Hancock County makes major safety upgrade with new ‘panic button’ app for teachers
HANCOCK COUNTY, Ind. – Schools across the country are implementing more safety measures, and Hancock County is making a major upgrade with a smartphone app. It could save precious time in an emergency all with the push of a button.
“It’s all about seconds,” said Greenfield Central Community School Corporation Superintendent Harold Olin. “If teachers can notify the office of a medical emergency quickly, certainly that’s something that saves time and helps kids.”
Hancock County now has an app called “Panic Button” operating in all of their schools. Made by the company Rave Mobile Safety, the phone app allows school staff to alert first responders of emergencies like an active shooting even before dispatch has relayed the info.
“The officers will have already received a text message based on the activation that the button has been pressed,” said Hancock County 911 Director John Jokantas. “So they will already be responding.”
Not only does the app alert first responders, it also alerts teachers and staff throughout the building.
“If you’re a teacher in another part of the building, you would know that something was happening in your building and have an idea where it was happening,” Olin said.
The app can only be used at the school and uses geo technology, meaning the app can provide an exact location within the building. With a cost of $11,000 a year, the county feels it’s absolutely worth it.
“As you look at other school systems that are implementing hundreds of thousands worth of infrastructure, this is something that could be done at a fraction of that cost and really make a difference,” said Hancock County Board of Commissioners President Brad Armstrong.
The app is being used in schools across the country, and so far has been mainly used for medical emergencies. While the county hopes their schools won’t have to use it, they feel better knowing they’re prepared.
“We really feel like it helps that response time for a multitude of different emergencies we might have,” Olin said.

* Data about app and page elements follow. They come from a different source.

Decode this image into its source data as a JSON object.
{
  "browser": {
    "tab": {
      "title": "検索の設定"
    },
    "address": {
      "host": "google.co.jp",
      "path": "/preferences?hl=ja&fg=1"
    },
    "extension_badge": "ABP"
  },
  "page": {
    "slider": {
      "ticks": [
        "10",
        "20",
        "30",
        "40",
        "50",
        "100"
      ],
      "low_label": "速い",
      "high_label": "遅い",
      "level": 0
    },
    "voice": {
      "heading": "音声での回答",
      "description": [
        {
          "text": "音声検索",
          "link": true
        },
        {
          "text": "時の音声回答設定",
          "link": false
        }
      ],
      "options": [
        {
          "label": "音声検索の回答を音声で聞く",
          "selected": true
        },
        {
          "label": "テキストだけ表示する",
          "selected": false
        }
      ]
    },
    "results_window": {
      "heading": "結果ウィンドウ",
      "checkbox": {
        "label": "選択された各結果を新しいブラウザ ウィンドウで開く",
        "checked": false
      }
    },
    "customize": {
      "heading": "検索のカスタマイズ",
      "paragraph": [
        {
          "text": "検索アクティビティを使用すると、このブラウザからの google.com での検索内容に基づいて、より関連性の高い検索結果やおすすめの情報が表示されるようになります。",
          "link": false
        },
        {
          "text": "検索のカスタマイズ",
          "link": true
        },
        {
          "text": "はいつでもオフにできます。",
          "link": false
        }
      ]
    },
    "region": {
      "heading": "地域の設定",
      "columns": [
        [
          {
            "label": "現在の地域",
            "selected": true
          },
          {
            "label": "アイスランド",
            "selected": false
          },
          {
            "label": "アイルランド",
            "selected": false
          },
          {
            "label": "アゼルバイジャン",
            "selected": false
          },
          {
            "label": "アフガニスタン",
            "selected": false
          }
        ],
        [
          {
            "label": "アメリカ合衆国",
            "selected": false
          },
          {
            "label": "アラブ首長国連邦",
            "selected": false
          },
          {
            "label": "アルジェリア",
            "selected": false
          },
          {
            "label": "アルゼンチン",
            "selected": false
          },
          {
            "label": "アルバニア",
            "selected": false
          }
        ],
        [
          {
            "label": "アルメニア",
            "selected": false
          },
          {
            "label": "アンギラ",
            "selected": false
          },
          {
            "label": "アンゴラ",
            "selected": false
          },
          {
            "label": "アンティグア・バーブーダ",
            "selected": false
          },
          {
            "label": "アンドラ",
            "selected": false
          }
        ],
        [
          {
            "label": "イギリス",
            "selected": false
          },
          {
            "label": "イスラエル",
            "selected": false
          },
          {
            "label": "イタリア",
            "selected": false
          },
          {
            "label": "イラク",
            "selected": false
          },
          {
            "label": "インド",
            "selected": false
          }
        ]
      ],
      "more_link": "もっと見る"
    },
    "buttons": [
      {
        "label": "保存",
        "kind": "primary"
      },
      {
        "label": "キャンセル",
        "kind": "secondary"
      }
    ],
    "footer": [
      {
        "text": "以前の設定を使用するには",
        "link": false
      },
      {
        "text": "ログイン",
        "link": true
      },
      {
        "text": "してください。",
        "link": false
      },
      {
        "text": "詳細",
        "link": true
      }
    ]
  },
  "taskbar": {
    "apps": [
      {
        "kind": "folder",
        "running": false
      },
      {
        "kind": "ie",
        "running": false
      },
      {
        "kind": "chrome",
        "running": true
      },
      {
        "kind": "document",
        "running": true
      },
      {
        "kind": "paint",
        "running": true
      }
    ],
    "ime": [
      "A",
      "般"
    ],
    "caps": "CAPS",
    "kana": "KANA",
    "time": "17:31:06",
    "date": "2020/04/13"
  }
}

The company behind the app says Shelbyville schools will be implementing the panic button soon. It is also being used at schools in Lawrence County and Fountain County.